Grandi: Our investment philosophy is quite simple and based on three things. First, we look for companies that are growing fast - it seems easy but in today’s world there are only a handful of them. Second, we identify companies that have what is necessary to maintain their leadership or become the next leader through innovation. And finally, we focus on innovation. I love companies that keep investing in their products, making them better and more adapted to their customers’ needs. I look at this on a global basis with investments, independently of the size of the company or what sector they are categorised in. We think that to be successful when investing in today’s financial markets, and particularly in innovative companies like we do, it is necessary to focus first on the technology and the product, then to validate the financial and extra-financial data, and finally to have a disciplined valuation framework to invest in those that have what is necessary upside to provide strong returns over the long-term.
According to IDATE Digiworld, the robotics market is estimated to be $90 billion by 2030.

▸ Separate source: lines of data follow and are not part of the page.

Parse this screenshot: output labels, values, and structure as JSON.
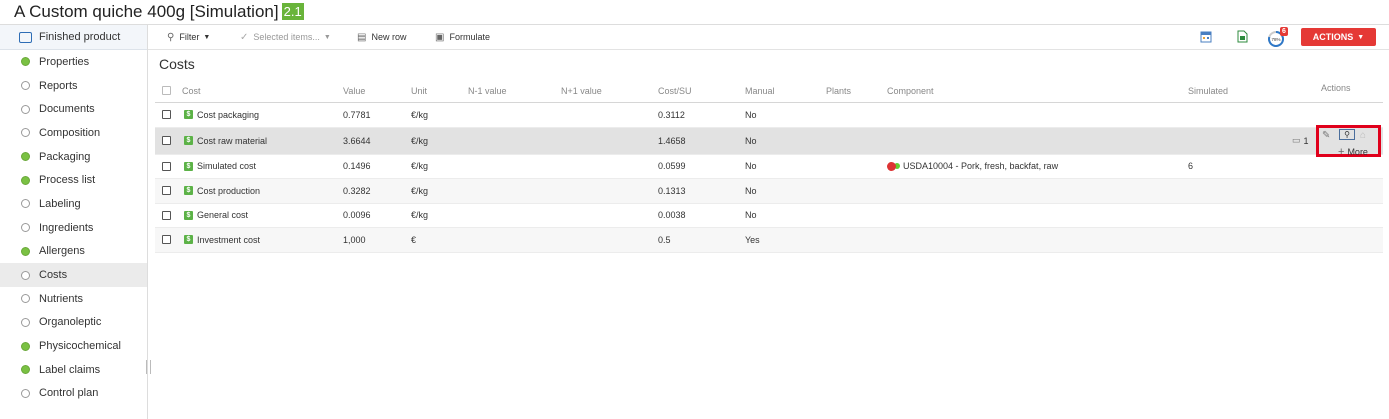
{
  "page": {
    "title": "A Custom quiche 400g [Simulation]",
    "version": "2.1"
  },
  "sidebar": {
    "header": "Finished product",
    "items": [
      {
        "label": "Properties",
        "filled": true
      },
      {
        "label": "Reports",
        "filled": false
      },
      {
        "label": "Documents",
        "filled": false
      },
      {
        "label": "Composition",
        "filled": false
      },
      {
        "label": "Packaging",
        "filled": true
      },
      {
        "label": "Process list",
        "filled": true
      },
      {
        "label": "Labeling",
        "filled": false
      },
      {
        "label": "Ingredients",
        "filled": false
      },
      {
        "label": "Allergens",
        "filled": true
      },
      {
        "label": "Costs",
        "filled": false,
        "active": true
      },
      {
        "label": "Nutrients",
        "filled": false
      },
      {
        "label": "Organoleptic",
        "filled": false
      },
      {
        "label": "Physicochemical",
        "filled": true
      },
      {
        "label": "Label claims",
        "filled": true
      },
      {
        "label": "Control plan",
        "filled": false
      }
    ]
  },
  "toolbar": {
    "filter": "Filter",
    "selected_items": "Selected items...",
    "new_row": "New row",
    "formulate": "Formulate",
    "notification_count": "6",
    "actions": "ACTIONS"
  },
  "section": {
    "title": "Costs"
  },
  "table": {
    "headers": {
      "cost": "Cost",
      "value": "Value",
      "unit": "Unit",
      "n_minus_1": "N-1 value",
      "n_plus_1": "N+1 value",
      "cost_su": "Cost/SU",
      "manual": "Manual",
      "plants": "Plants",
      "component": "Component",
      "simulated": "Simulated",
      "actions": "Actions"
    },
    "rows": [
      {
        "cost": "Cost packaging",
        "value": "0.7781",
        "unit": "€/kg",
        "cost_su": "0.3112",
        "manual": "No",
        "component": "",
        "simulated": ""
      },
      {
        "cost": "Cost raw material",
        "value": "3.6644",
        "unit": "€/kg",
        "cost_su": "1.4658",
        "manual": "No",
        "component": "",
        "simulated": "",
        "hover": true
      },
      {
        "cost": "Simulated cost",
        "value": "0.1496",
        "unit": "€/kg",
        "cost_su": "0.0599",
        "manual": "No",
        "component": "USDA10004 - Pork, fresh, backfat, raw",
        "simulated": "6"
      },
      {
        "cost": "Cost production",
        "value": "0.3282",
        "unit": "€/kg",
        "cost_su": "0.1313",
        "manual": "No",
        "component": "",
        "simulated": ""
      },
      {
        "cost": "General cost",
        "value": "0.0096",
        "unit": "€/kg",
        "cost_su": "0.0038",
        "manual": "No",
        "component": "",
        "simulated": ""
      },
      {
        "cost": "Investment cost",
        "value": "1,000",
        "unit": "€",
        "cost_su": "0.5",
        "manual": "Yes",
        "component": "",
        "simulated": ""
      }
    ],
    "badge_glyph": "$",
    "hover_row": {
      "comment_count": "1",
      "more": "More"
    }
  }
}
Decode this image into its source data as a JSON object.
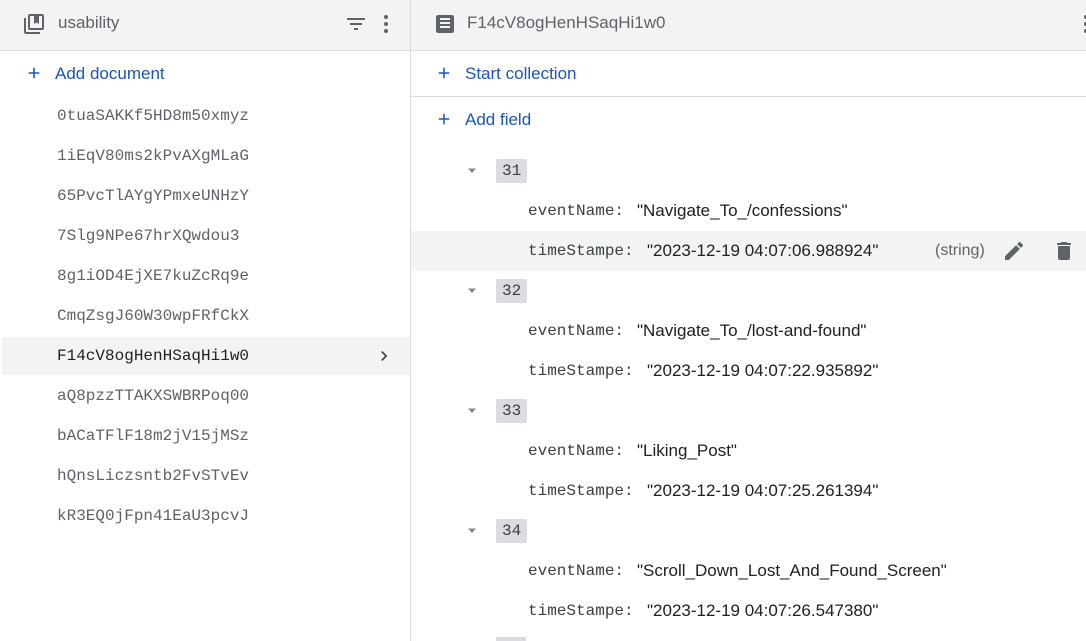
{
  "collection": {
    "title": "usability",
    "icons": [
      "collection-icon",
      "filter-icon",
      "more-vert-icon"
    ],
    "add_label": "Add document",
    "documents": [
      "0tuaSAKKf5HD8m50xmyz",
      "1iEqV80ms2kPvAXgMLaG",
      "65PvcTlAYgYPmxeUNHzY",
      "7Slg9NPe67hrXQwdou3",
      "8g1iOD4EjXE7kuZcRq9e",
      "CmqZsgJ60W30wpFRfCkX",
      "F14cV8ogHenHSaqHi1w0",
      "aQ8pzzTTAKXSWBRPoq00",
      "bACaTFlF18m2jV15jMSz",
      "hQnsLiczsntb2FvSTvEv",
      "kR3EQ0jFpn41EaU3pcvJ"
    ],
    "selected_index": 6
  },
  "document": {
    "title": "F14cV8ogHenHSaqHi1w0",
    "icons": [
      "document-icon",
      "more-vert-icon"
    ],
    "start_collection_label": "Start collection",
    "add_field_label": "Add field",
    "entries": [
      {
        "key": "31",
        "eventName_label": "eventName:",
        "eventName": "\"Navigate_To_/confessions\"",
        "timeStampe_label": "timeStampe:",
        "timeStampe": "\"2023-12-19 04:07:06.988924\""
      },
      {
        "key": "32",
        "eventName_label": "eventName:",
        "eventName": "\"Navigate_To_/lost-and-found\"",
        "timeStampe_label": "timeStampe:",
        "timeStampe": "\"2023-12-19 04:07:22.935892\""
      },
      {
        "key": "33",
        "eventName_label": "eventName:",
        "eventName": "\"Liking_Post\"",
        "timeStampe_label": "timeStampe:",
        "timeStampe": "\"2023-12-19 04:07:25.261394\""
      },
      {
        "key": "34",
        "eventName_label": "eventName:",
        "eventName": "\"Scroll_Down_Lost_And_Found_Screen\"",
        "timeStampe_label": "timeStampe:",
        "timeStampe": "\"2023-12-19 04:07:26.547380\""
      }
    ],
    "hovered_type": "(string)",
    "hover_icons": [
      "edit-icon",
      "delete-icon"
    ]
  },
  "colors": {
    "link": "#1a56b8",
    "header_bg": "#f1f3f4",
    "selected_bg": "#f1f3f4",
    "badge_bg": "#dadce0",
    "divider": "#dadce0"
  }
}
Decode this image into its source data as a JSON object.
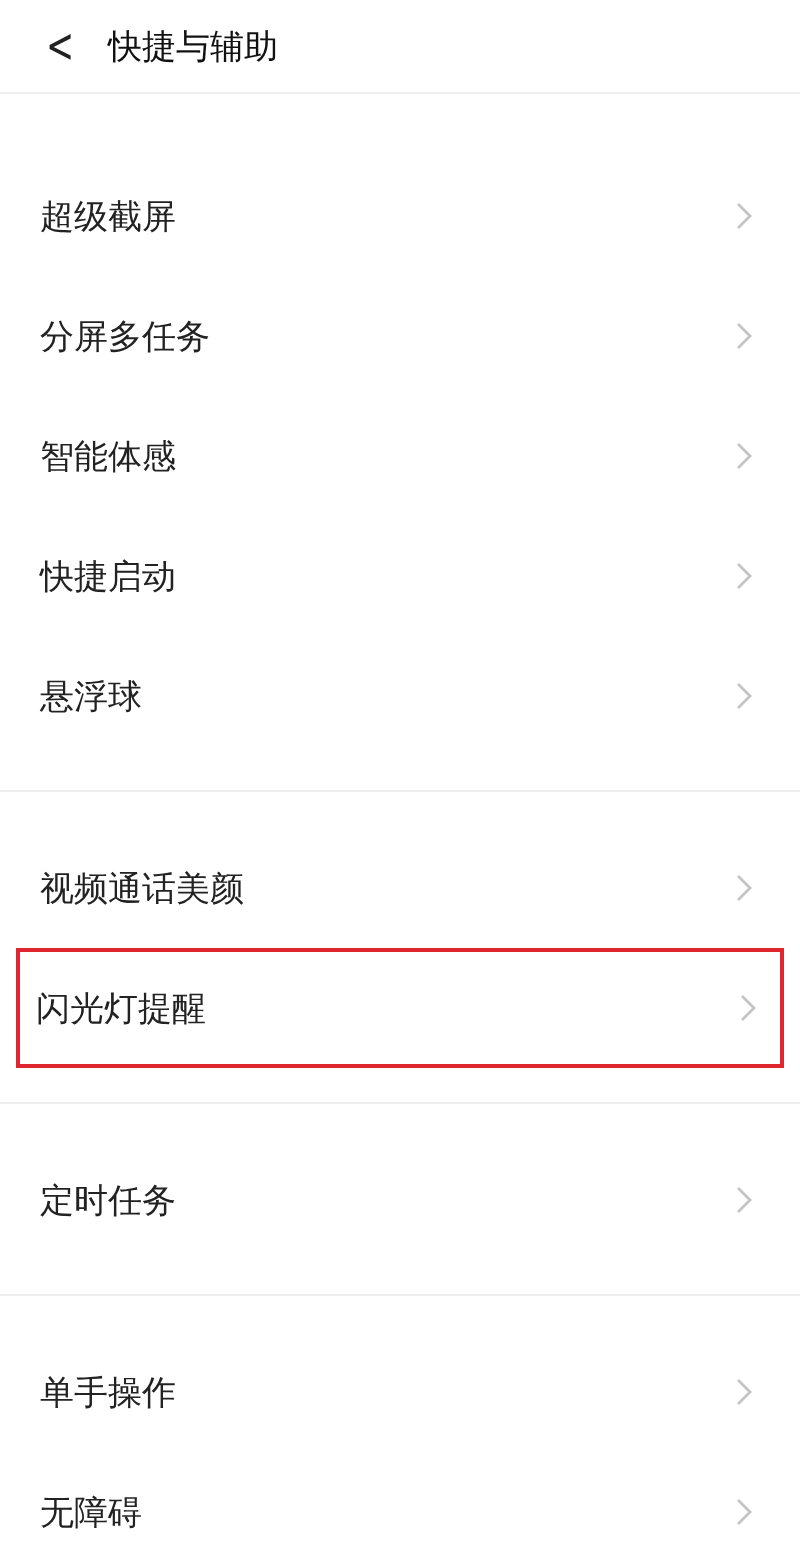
{
  "header": {
    "back": "<",
    "title": "快捷与辅助"
  },
  "groups": [
    {
      "items": [
        {
          "label": "超级截屏",
          "highlighted": false
        },
        {
          "label": "分屏多任务",
          "highlighted": false
        },
        {
          "label": "智能体感",
          "highlighted": false
        },
        {
          "label": "快捷启动",
          "highlighted": false
        },
        {
          "label": "悬浮球",
          "highlighted": false
        }
      ]
    },
    {
      "items": [
        {
          "label": "视频通话美颜",
          "highlighted": false
        },
        {
          "label": "闪光灯提醒",
          "highlighted": true
        }
      ]
    },
    {
      "items": [
        {
          "label": "定时任务",
          "highlighted": false
        }
      ]
    },
    {
      "items": [
        {
          "label": "单手操作",
          "highlighted": false
        },
        {
          "label": "无障碍",
          "highlighted": false
        }
      ]
    }
  ]
}
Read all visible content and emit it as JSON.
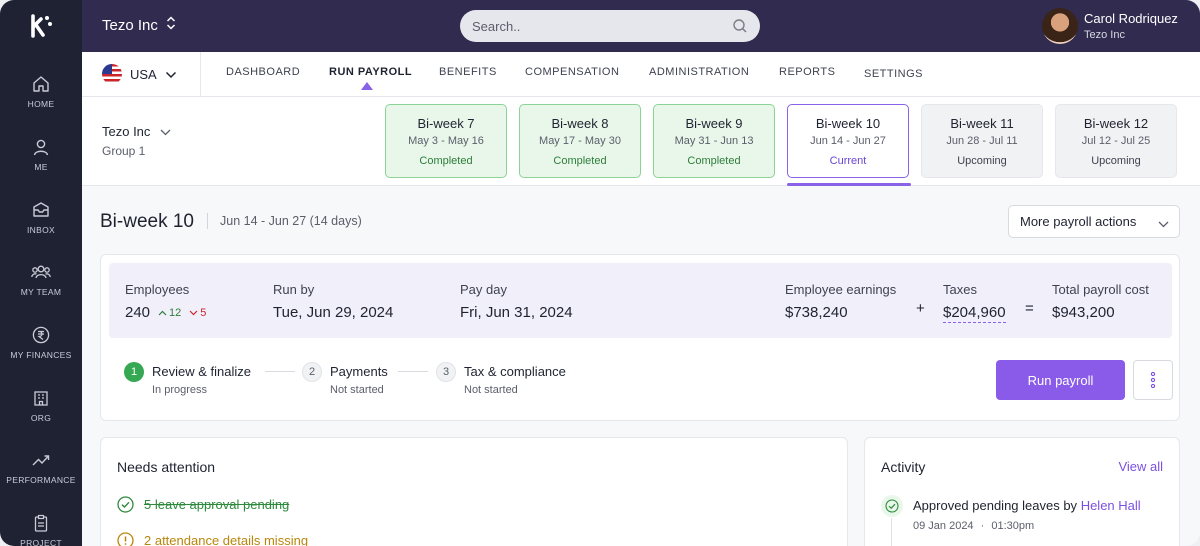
{
  "colors": {
    "sidebar_bg": "#1e2233",
    "topbar_bg": "#302b4f",
    "accent": "#8a5be8",
    "completed_bg": "#e9f7ea",
    "completed_border": "#8bd395",
    "warning": "#b8860b"
  },
  "sidebar": {
    "logo_icon": "k-logo-icon",
    "items": [
      {
        "label": "HOME",
        "icon": "home-icon"
      },
      {
        "label": "ME",
        "icon": "user-icon"
      },
      {
        "label": "INBOX",
        "icon": "inbox-icon"
      },
      {
        "label": "MY TEAM",
        "icon": "team-icon"
      },
      {
        "label": "MY FINANCES",
        "icon": "rupee-icon"
      },
      {
        "label": "ORG",
        "icon": "building-icon"
      },
      {
        "label": "PERFORMANCE",
        "icon": "trend-icon"
      },
      {
        "label": "PROJECT",
        "icon": "clipboard-icon"
      }
    ]
  },
  "topbar": {
    "company": "Tezo Inc",
    "search_placeholder": "Search..",
    "user": {
      "name": "Carol Rodriquez",
      "company": "Tezo Inc"
    }
  },
  "mainnav": {
    "country": "USA",
    "tabs": [
      {
        "label": "DASHBOARD"
      },
      {
        "label": "RUN PAYROLL",
        "active": true
      },
      {
        "label": "BENEFITS"
      },
      {
        "label": "COMPENSATION"
      },
      {
        "label": "ADMINISTRATION"
      },
      {
        "label": "REPORTS"
      },
      {
        "label": "SETTINGS"
      }
    ]
  },
  "period": {
    "group_name": "Tezo Inc",
    "group_sub": "Group 1",
    "cards": [
      {
        "title": "Bi-week 7",
        "dates": "May 3 - May 16",
        "status": "Completed"
      },
      {
        "title": "Bi-week 8",
        "dates": "May 17 - May 30",
        "status": "Completed"
      },
      {
        "title": "Bi-week 9",
        "dates": "May 31 - Jun 13",
        "status": "Completed"
      },
      {
        "title": "Bi-week 10",
        "dates": "Jun 14 - Jun 27",
        "status": "Current"
      },
      {
        "title": "Bi-week 11",
        "dates": "Jun 28 - Jul 11",
        "status": "Upcoming"
      },
      {
        "title": "Bi-week 12",
        "dates": "Jul 12 - Jul 25",
        "status": "Upcoming"
      }
    ]
  },
  "header": {
    "title": "Bi-week 10",
    "range": "Jun 14 - Jun 27 (14 days)",
    "more_actions": "More payroll actions"
  },
  "summary": {
    "employees_label": "Employees",
    "employees_value": "240",
    "employees_up": "12",
    "employees_down": "5",
    "runby_label": "Run by",
    "runby_value": "Tue, Jun 29, 2024",
    "payday_label": "Pay day",
    "payday_value": "Fri, Jun 31, 2024",
    "earnings_label": "Employee earnings",
    "earnings_value": "$738,240",
    "plus": "+",
    "taxes_label": "Taxes",
    "taxes_value": "$204,960",
    "equals": "=",
    "total_label": "Total payroll cost",
    "total_value": "$943,200"
  },
  "steps": [
    {
      "num": "1",
      "name": "Review & finalize",
      "status": "In progress"
    },
    {
      "num": "2",
      "name": "Payments",
      "status": "Not started"
    },
    {
      "num": "3",
      "name": "Tax & compliance",
      "status": "Not started"
    }
  ],
  "actions": {
    "run_payroll": "Run payroll"
  },
  "attention": {
    "title": "Needs attention",
    "items": [
      {
        "text": "5 leave approval pending",
        "state": "resolved"
      },
      {
        "text": "2 attendance details missing",
        "state": "warning"
      }
    ]
  },
  "activity": {
    "title": "Activity",
    "view_all": "View all",
    "entry": {
      "text": "Approved pending leaves by",
      "who": "Helen Hall",
      "date": "09 Jan 2024",
      "sep": "·",
      "time": "01:30pm"
    }
  }
}
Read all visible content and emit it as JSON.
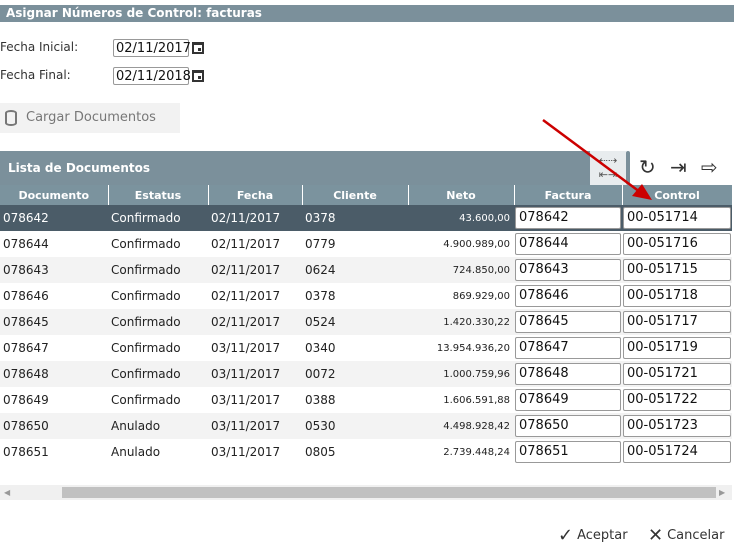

The advent of robotics and disruptive technologies are having an impact on companies and employment. Destructive innovation is killing some jobs but is expected to create many new, skilled jobs. Like the development of the printing industry or the textile industry, robotics will move some jobs, destroy them but create many others. PwC estimates that between 2017 and 2037, seven million jobs will be displaced by AI and robotics. And in total, a World Economic Forum report in 2018 estimated that robotisation will create fifty-eight million net new jobs by 2022. The potential for value creation and jobs is therefore positive.
PI: How can institutional investors best position themselves to take advantage of this theme?
Grandi: The meteoric rise of thematic investing is providing new and exciting opportunities to institutional investors to gain pure exposure to these strong underlying trends. The world is changing at an unprecedented pace and new megatrends are being minted as we speak. Investors from all horizons are becoming more and more aware of the need to capture this turning point in history to the benefit of their portfolios and people’s savings managed by these investors. With my team, we have the chance to be able to engage daily with investors from all over Europe and most of the time their need is the same: we hear about these new technologies and trends, how can we best capture those growth opportunities? You need a strong and disciplined investment philosophy, a love for innovation, and a focus on companies, rather than markets.